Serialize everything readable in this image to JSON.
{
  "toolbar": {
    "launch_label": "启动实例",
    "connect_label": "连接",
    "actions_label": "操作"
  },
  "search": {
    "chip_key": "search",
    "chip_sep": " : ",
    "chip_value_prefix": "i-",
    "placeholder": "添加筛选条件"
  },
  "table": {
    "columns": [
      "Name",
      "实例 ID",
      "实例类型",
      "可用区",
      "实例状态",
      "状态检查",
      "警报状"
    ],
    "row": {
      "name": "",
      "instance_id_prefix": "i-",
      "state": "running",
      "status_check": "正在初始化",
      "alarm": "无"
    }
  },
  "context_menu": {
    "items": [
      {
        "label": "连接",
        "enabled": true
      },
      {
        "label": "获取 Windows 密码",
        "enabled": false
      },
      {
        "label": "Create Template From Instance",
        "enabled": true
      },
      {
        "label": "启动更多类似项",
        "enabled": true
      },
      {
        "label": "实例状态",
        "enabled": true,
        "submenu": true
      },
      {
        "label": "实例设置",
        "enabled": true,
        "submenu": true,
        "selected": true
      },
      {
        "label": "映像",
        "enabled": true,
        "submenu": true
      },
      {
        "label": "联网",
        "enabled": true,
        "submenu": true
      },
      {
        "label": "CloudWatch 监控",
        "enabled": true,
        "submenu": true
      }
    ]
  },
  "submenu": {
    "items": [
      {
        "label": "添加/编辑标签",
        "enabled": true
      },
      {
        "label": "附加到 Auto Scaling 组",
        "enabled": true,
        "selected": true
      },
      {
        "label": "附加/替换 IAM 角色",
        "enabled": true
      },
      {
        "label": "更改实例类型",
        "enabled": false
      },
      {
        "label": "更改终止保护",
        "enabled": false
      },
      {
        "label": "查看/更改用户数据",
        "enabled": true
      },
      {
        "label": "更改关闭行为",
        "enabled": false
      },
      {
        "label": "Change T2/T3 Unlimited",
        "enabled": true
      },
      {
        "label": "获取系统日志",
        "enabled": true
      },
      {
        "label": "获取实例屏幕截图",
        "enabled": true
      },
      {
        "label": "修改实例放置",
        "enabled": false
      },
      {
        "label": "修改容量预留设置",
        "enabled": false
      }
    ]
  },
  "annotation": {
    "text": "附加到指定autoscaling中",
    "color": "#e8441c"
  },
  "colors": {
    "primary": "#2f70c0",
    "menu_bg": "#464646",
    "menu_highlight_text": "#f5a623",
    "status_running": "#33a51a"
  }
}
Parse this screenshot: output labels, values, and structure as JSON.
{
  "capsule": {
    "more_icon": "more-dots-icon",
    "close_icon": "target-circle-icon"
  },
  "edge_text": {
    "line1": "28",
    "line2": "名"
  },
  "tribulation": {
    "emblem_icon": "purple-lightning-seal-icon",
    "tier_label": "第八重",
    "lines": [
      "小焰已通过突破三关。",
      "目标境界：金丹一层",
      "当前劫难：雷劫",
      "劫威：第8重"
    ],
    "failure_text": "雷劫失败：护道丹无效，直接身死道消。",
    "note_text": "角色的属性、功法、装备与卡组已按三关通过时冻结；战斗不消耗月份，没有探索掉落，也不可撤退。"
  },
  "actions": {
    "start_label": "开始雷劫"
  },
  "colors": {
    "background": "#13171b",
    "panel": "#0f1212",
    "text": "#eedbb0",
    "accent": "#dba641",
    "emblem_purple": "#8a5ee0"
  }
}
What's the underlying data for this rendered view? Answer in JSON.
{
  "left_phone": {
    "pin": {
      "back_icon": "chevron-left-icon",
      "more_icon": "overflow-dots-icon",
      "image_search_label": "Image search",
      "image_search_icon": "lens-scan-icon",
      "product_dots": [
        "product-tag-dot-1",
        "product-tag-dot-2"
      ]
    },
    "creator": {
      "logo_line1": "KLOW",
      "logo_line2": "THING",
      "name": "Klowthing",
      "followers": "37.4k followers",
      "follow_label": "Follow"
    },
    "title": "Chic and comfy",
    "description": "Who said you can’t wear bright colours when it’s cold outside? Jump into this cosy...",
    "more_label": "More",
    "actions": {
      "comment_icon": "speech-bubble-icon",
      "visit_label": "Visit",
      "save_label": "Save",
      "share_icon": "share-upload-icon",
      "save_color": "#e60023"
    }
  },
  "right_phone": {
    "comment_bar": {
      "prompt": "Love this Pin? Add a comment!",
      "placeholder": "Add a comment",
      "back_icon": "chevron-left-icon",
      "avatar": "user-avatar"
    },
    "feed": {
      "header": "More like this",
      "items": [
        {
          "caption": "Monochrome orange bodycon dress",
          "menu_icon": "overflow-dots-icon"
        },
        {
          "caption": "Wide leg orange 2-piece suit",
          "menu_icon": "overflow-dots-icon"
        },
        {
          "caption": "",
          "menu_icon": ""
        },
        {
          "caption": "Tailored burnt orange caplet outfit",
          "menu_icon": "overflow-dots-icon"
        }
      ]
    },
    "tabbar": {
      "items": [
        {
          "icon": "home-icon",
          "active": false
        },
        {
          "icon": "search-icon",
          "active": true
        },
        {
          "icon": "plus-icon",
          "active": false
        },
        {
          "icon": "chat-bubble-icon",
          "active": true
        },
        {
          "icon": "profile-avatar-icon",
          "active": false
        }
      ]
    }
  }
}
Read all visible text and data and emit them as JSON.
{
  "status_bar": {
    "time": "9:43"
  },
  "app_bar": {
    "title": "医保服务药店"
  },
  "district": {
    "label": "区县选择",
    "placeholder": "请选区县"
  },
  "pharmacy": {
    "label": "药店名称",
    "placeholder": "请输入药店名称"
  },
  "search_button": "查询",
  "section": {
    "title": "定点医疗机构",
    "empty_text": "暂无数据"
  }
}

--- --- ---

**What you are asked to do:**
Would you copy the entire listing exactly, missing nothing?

**Solution to the exercise:**
Serialize everything readable in this image to JSON.
{
  "toolbar": {
    "launch_label": "启动实例",
    "connect_label": "连接",
    "actions_label": "操作"
  },
  "search": {
    "chip_key": "search",
    "chip_sep": " : ",
    "chip_value_prefix": "i-",
    "placeholder": "添加筛选条件"
  },
  "table": {
    "columns": [
      "Name",
      "实例 ID",
      "实例类型",
      "可用区",
      "实例状态",
      "状态检查",
      "警报状"
    ],
    "row": {
      "name": "",
      "instance_id_prefix": "i-",
      "state": "running",
      "status_check": "正在初始化",
      "alarm": "无"
    }
  },
  "context_menu": {
    "items": [
      {
        "label": "连接",
        "enabled": true
      },
      {
        "label": "获取 Windows 密码",
        "enabled": false
      },
      {
        "label": "Create Template From Instance",
        "enabled": true
      },
      {
        "label": "启动更多类似项",
        "enabled": true
      },
      {
        "label": "实例状态",
        "enabled": true,
        "submenu": true
      },
      {
        "label": "实例设置",
        "enabled": true,
        "submenu": true,
        "selected": true
      },
      {
        "label": "映像",
        "enabled": true,
        "submenu": true
      },
      {
        "label": "联网",
        "enabled": true,
        "submenu": true
      },
      {
        "label": "CloudWatch 监控",
        "enabled": true,
        "submenu": true
      }
    ]
  },
  "submenu": {
    "items": [
      {
        "label": "添加/编辑标签",
        "enabled": true
      },
      {
        "label": "附加到 Auto Scaling 组",
        "enabled": true,
        "selected": true
      },
      {
        "label": "附加/替换 IAM 角色",
        "enabled": true
      },
      {
        "label": "更改实例类型",
        "enabled": false
      },
      {
        "label": "更改终止保护",
        "enabled": false
      },
      {
        "label": "查看/更改用户数据",
        "enabled": true
      },
      {
        "label": "更改关闭行为",
        "enabled": false
      },
      {
        "label": "Change T2/T3 Unlimited",
        "enabled": true
      },
      {
        "label": "获取系统日志",
        "enabled": true
      },
      {
        "label": "获取实例屏幕截图",
        "enabled": true
      },
      {
        "label": "修改实例放置",
        "enabled": false
      },
      {
        "label": "修改容量预留设置",
        "enabled": false
      }
    ]
  },
  "annotation": {
    "text": "附加到指定autoscaling中",
    "color": "#e8441c"
  },
  "colors": {
    "primary": "#2f70c0",
    "menu_bg": "#464646",
    "menu_highlight_text": "#f5a623",
    "status_running": "#33a51a"
  }
}
Parse this screenshot: output labels, values, and structure as JSON.
{
  "capsule": {
    "more_icon": "more-dots-icon",
    "close_icon": "target-circle-icon"
  },
  "edge_text": {
    "line1": "28",
    "line2": "名"
  },
  "tribulation": {
    "emblem_icon": "purple-lightning-seal-icon",
    "tier_label": "第八重",
    "lines": [
      "小焰已通过突破三关。",
      "目标境界：金丹一层",
      "当前劫难：雷劫",
      "劫威：第8重"
    ],
    "failure_text": "雷劫失败：护道丹无效，直接身死道消。",
    "note_text": "角色的属性、功法、装备与卡组已按三关通过时冻结；战斗不消耗月份，没有探索掉落，也不可撤退。"
  },
  "actions": {
    "start_label": "开始雷劫"
  },
  "colors": {
    "background": "#13171b",
    "panel": "#0f1212",
    "text": "#eedbb0",
    "accent": "#dba641",
    "emblem_purple": "#8a5ee0"
  }
}
What's the underlying data for this rendered view? Answer in JSON.
{
  "left_phone": {
    "pin": {
      "back_icon": "chevron-left-icon",
      "more_icon": "overflow-dots-icon",
      "image_search_label": "Image search",
      "image_search_icon": "lens-scan-icon",
      "product_dots": [
        "product-tag-dot-1",
        "product-tag-dot-2"
      ]
    },
    "creator": {
      "logo_line1": "KLOW",
      "logo_line2": "THING",
      "name": "Klowthing",
      "followers": "37.4k followers",
      "follow_label": "Follow"
    },
    "title": "Chic and comfy",
    "description": "Who said you can’t wear bright colours when it’s cold outside? Jump into this cosy...",
    "more_label": "More",
    "actions": {
      "comment_icon": "speech-bubble-icon",
      "visit_label": "Visit",
      "save_label": "Save",
      "share_icon": "share-upload-icon",
      "save_color": "#e60023"
    }
  },
  "right_phone": {
    "comment_bar": {
      "prompt": "Love this Pin? Add a comment!",
      "placeholder": "Add a comment",
      "back_icon": "chevron-left-icon",
      "avatar": "user-avatar"
    },
    "feed": {
      "header": "More like this",
      "items": [
        {
          "caption": "Monochrome orange bodycon dress",
          "menu_icon": "overflow-dots-icon"
        },
        {
          "caption": "Wide leg orange 2-piece suit",
          "menu_icon": "overflow-dots-icon"
        },
        {
          "caption": "",
          "menu_icon": ""
        },
        {
          "caption": "Tailored burnt orange caplet outfit",
          "menu_icon": "overflow-dots-icon"
        }
      ]
    },
    "tabbar": {
      "items": [
        {
          "icon": "home-icon",
          "active": false
        },
        {
          "icon": "search-icon",
          "active": true
        },
        {
          "icon": "plus-icon",
          "active": false
        },
        {
          "icon": "chat-bubble-icon",
          "active": true
        },
        {
          "icon": "profile-avatar-icon",
          "active": false
        }
      ]
    }
  }
}
Read all visible text and data and emit them as JSON.
{
  "status_bar": {
    "time": "9:43"
  },
  "app_bar": {
    "title": "医保服务药店"
  },
  "district": {
    "label": "区县选择",
    "placeholder": "请选区县"
  },
  "pharmacy": {
    "label": "药店名称",
    "placeholder": "请输入药店名称"
  },
  "search_button": "查询",
  "section": {
    "title": "定点医疗机构",
    "empty_text": "暂无数据"
  }
}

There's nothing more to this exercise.